**MATERIAL TO PROCESS:**
╭──

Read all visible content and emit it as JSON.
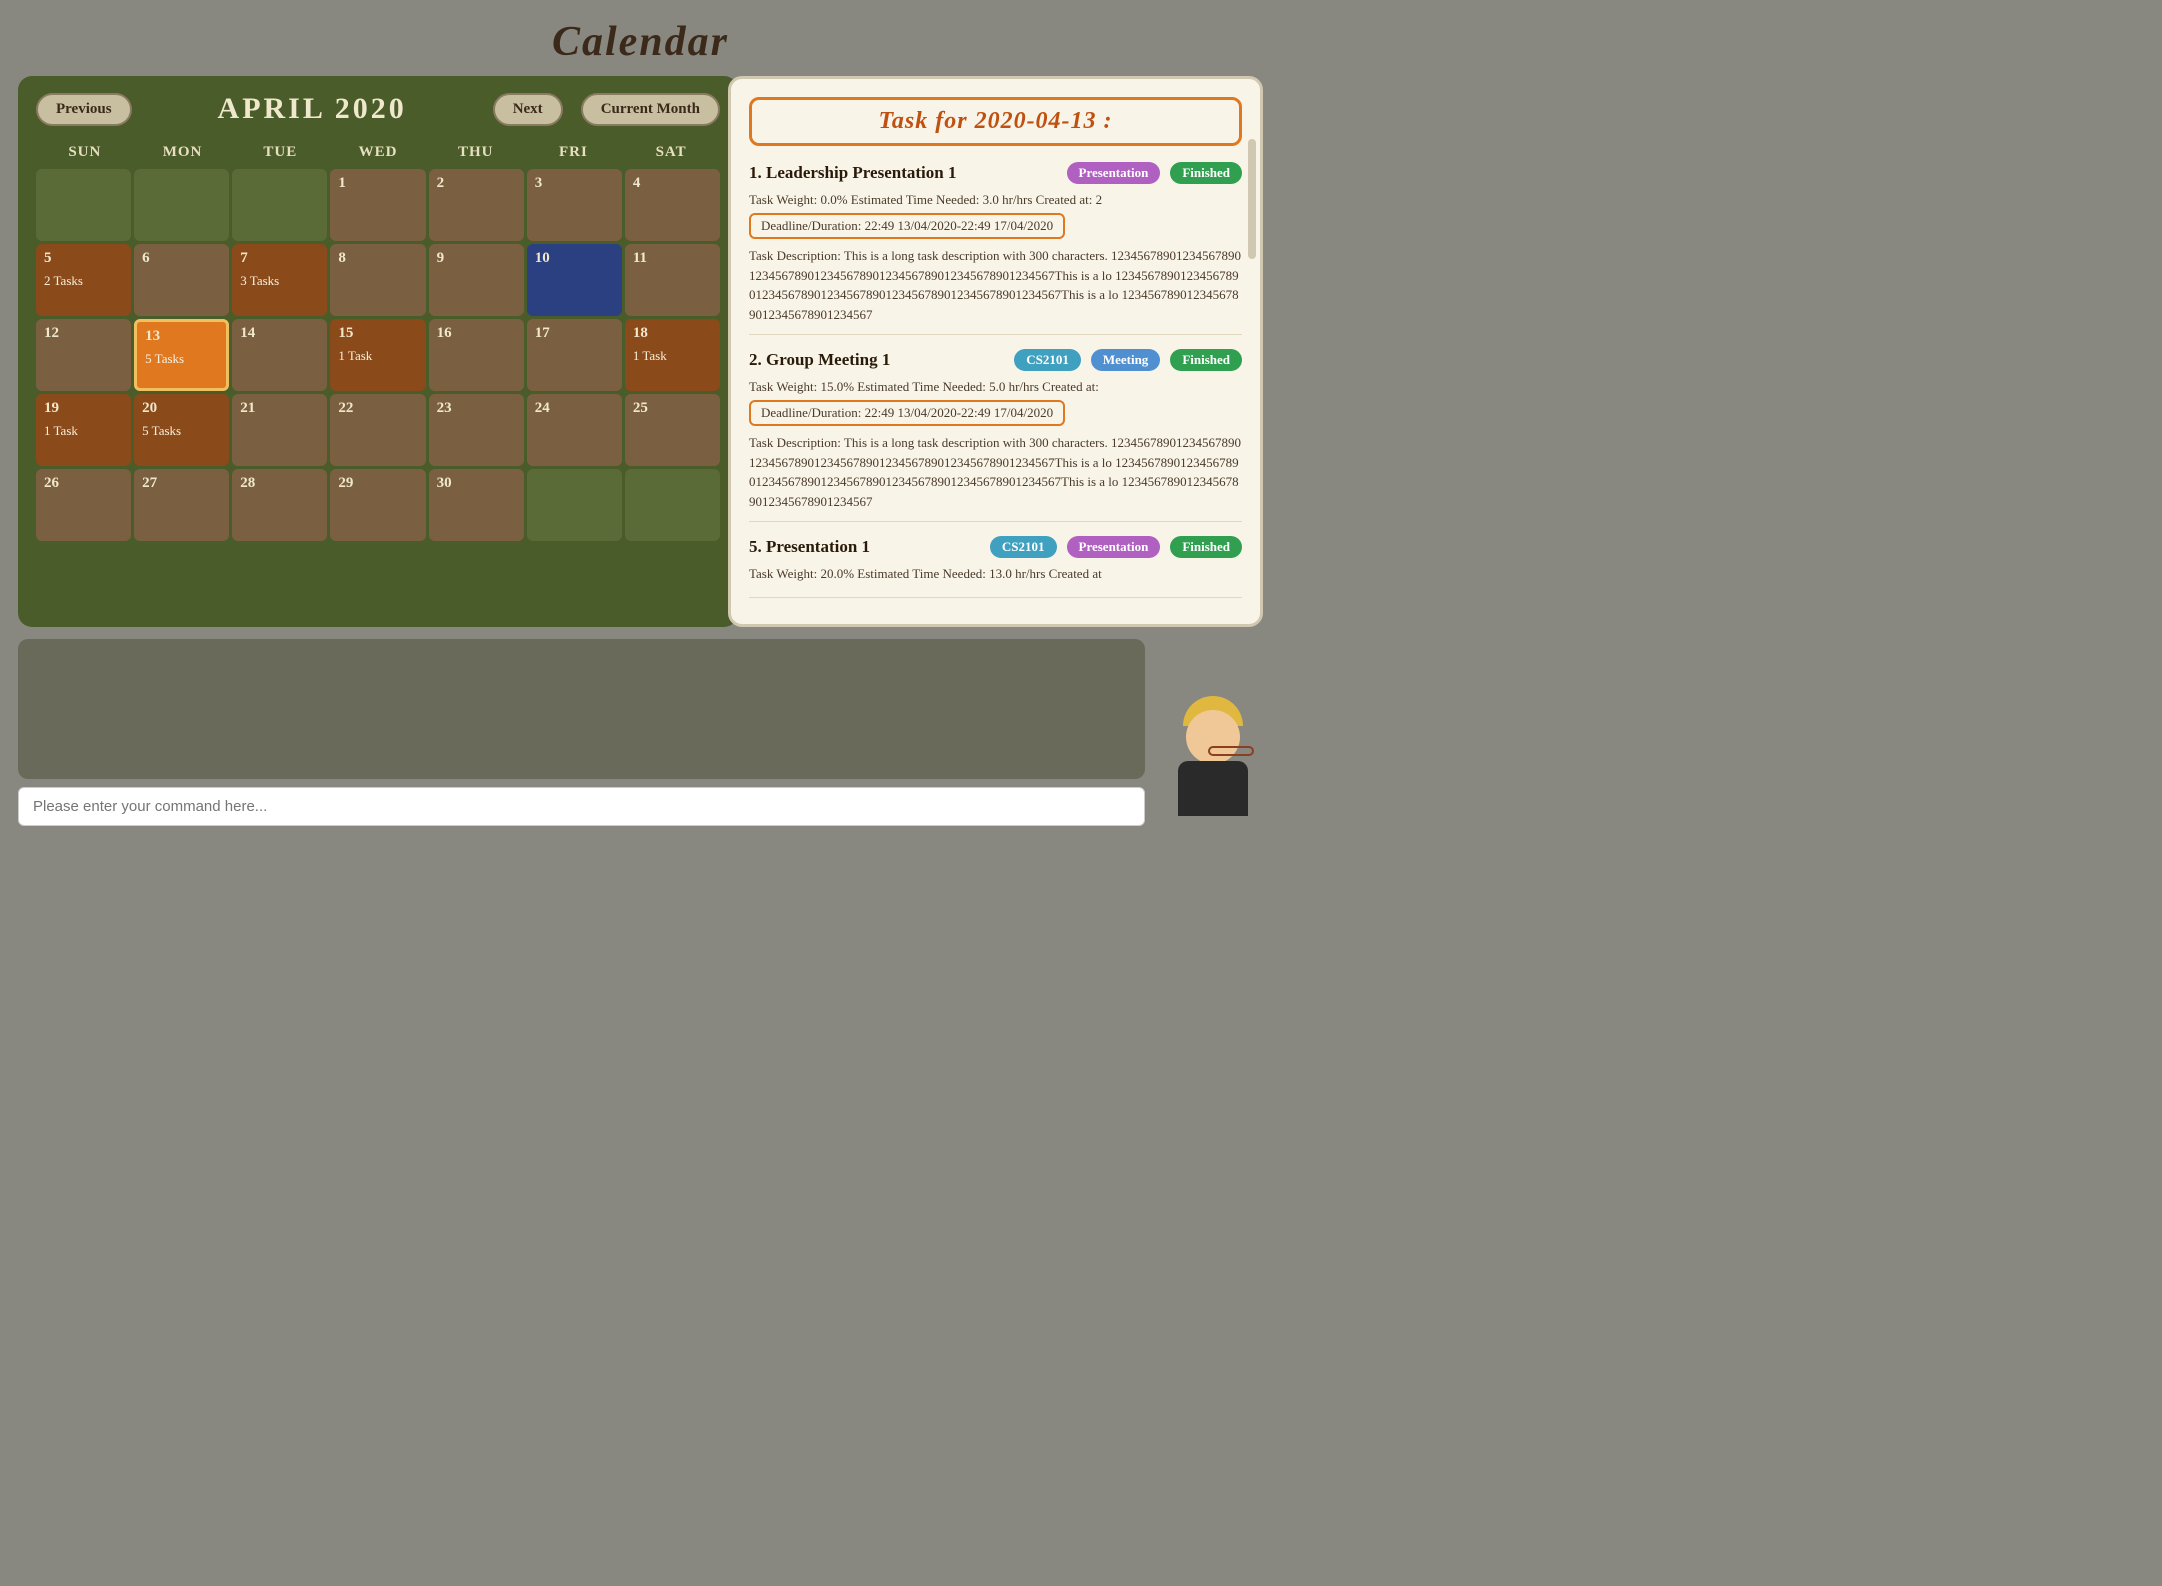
{
  "page": {
    "title": "Calendar"
  },
  "nav": {
    "previous_label": "Previous",
    "next_label": "Next",
    "current_month_label": "Current Month",
    "month_title": "APRIL 2020"
  },
  "calendar": {
    "headers": [
      "SUN",
      "MON",
      "TUE",
      "WED",
      "THU",
      "FRI",
      "SAT"
    ],
    "weeks": [
      [
        {
          "num": "",
          "tasks": "",
          "type": "empty"
        },
        {
          "num": "",
          "tasks": "",
          "type": "empty"
        },
        {
          "num": "",
          "tasks": "",
          "type": "empty"
        },
        {
          "num": "1",
          "tasks": "",
          "type": "normal"
        },
        {
          "num": "2",
          "tasks": "",
          "type": "normal"
        },
        {
          "num": "3",
          "tasks": "",
          "type": "normal"
        },
        {
          "num": "4",
          "tasks": "",
          "type": "normal"
        }
      ],
      [
        {
          "num": "5",
          "tasks": "2 Tasks",
          "type": "has-tasks"
        },
        {
          "num": "6",
          "tasks": "",
          "type": "normal"
        },
        {
          "num": "7",
          "tasks": "3 Tasks",
          "type": "has-tasks"
        },
        {
          "num": "8",
          "tasks": "",
          "type": "normal"
        },
        {
          "num": "9",
          "tasks": "",
          "type": "normal"
        },
        {
          "num": "10",
          "tasks": "",
          "type": "today-highlight"
        },
        {
          "num": "11",
          "tasks": "",
          "type": "normal"
        }
      ],
      [
        {
          "num": "12",
          "tasks": "",
          "type": "normal"
        },
        {
          "num": "13",
          "tasks": "5 Tasks",
          "type": "selected"
        },
        {
          "num": "14",
          "tasks": "",
          "type": "normal"
        },
        {
          "num": "15",
          "tasks": "1 Task",
          "type": "has-tasks"
        },
        {
          "num": "16",
          "tasks": "",
          "type": "normal"
        },
        {
          "num": "17",
          "tasks": "",
          "type": "normal"
        },
        {
          "num": "18",
          "tasks": "1 Task",
          "type": "has-tasks"
        }
      ],
      [
        {
          "num": "19",
          "tasks": "1 Task",
          "type": "has-tasks"
        },
        {
          "num": "20",
          "tasks": "5 Tasks",
          "type": "has-tasks"
        },
        {
          "num": "21",
          "tasks": "",
          "type": "normal"
        },
        {
          "num": "22",
          "tasks": "",
          "type": "normal"
        },
        {
          "num": "23",
          "tasks": "",
          "type": "normal"
        },
        {
          "num": "24",
          "tasks": "",
          "type": "normal"
        },
        {
          "num": "25",
          "tasks": "",
          "type": "normal"
        }
      ],
      [
        {
          "num": "26",
          "tasks": "",
          "type": "normal"
        },
        {
          "num": "27",
          "tasks": "",
          "type": "normal"
        },
        {
          "num": "28",
          "tasks": "",
          "type": "normal"
        },
        {
          "num": "29",
          "tasks": "",
          "type": "normal"
        },
        {
          "num": "30",
          "tasks": "",
          "type": "normal"
        },
        {
          "num": "",
          "tasks": "",
          "type": "empty"
        },
        {
          "num": "",
          "tasks": "",
          "type": "empty"
        }
      ]
    ]
  },
  "task_panel": {
    "title": "Task for 2020-04-13 :",
    "tasks": [
      {
        "num": "1.",
        "title": "Leadership Presentation 1",
        "badges": [
          {
            "label": "Presentation",
            "type": "presentation"
          },
          {
            "label": "Finished",
            "type": "finished"
          }
        ],
        "meta": "Task Weight: 0.0%   Estimated Time Needed: 3.0 hr/hrs   Created at: 2",
        "deadline": "Deadline/Duration: 22:49 13/04/2020-22:49 17/04/2020",
        "description": "Task Description: This is a long task description with 300 characters. 1234567890123456789012345678901234567890123456789012345678901234567This is a lo 1234567890123456789012345678901234567890123456789012345678901234567This is a lo 1234567890123456789012345678901234567"
      },
      {
        "num": "2.",
        "title": "Group Meeting 1",
        "badges": [
          {
            "label": "CS2101",
            "type": "cs2101"
          },
          {
            "label": "Meeting",
            "type": "meeting"
          },
          {
            "label": "Finished",
            "type": "finished"
          }
        ],
        "meta": "Task Weight: 15.0%   Estimated Time Needed: 5.0 hr/hrs   Created at:",
        "deadline": "Deadline/Duration: 22:49 13/04/2020-22:49 17/04/2020",
        "description": "Task Description: This is a long task description with 300 characters. 1234567890123456789012345678901234567890123456789012345678901234567This is a lo 1234567890123456789012345678901234567890123456789012345678901234567This is a lo 1234567890123456789012345678901234567"
      },
      {
        "num": "5.",
        "title": "Presentation 1",
        "badges": [
          {
            "label": "CS2101",
            "type": "cs2101"
          },
          {
            "label": "Presentation",
            "type": "presentation"
          },
          {
            "label": "Finished",
            "type": "finished"
          }
        ],
        "meta": "Task Weight: 20.0%   Estimated Time Needed: 13.0 hr/hrs   Created at",
        "deadline": "",
        "description": ""
      }
    ]
  },
  "bottom": {
    "chat_placeholder": "",
    "command_placeholder": "Please enter your command here..."
  }
}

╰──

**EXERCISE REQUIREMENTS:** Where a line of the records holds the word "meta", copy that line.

**WRITTEN RESPONSE:**
        "meta": "Task Weight: 0.0%   Estimated Time Needed: 3.0 hr/hrs   Created at: 2",
        "meta": "Task Weight: 15.0%   Estimated Time Needed: 5.0 hr/hrs   Created at:",
        "meta": "Task Weight: 20.0%   Estimated Time Needed: 13.0 hr/hrs   Created at",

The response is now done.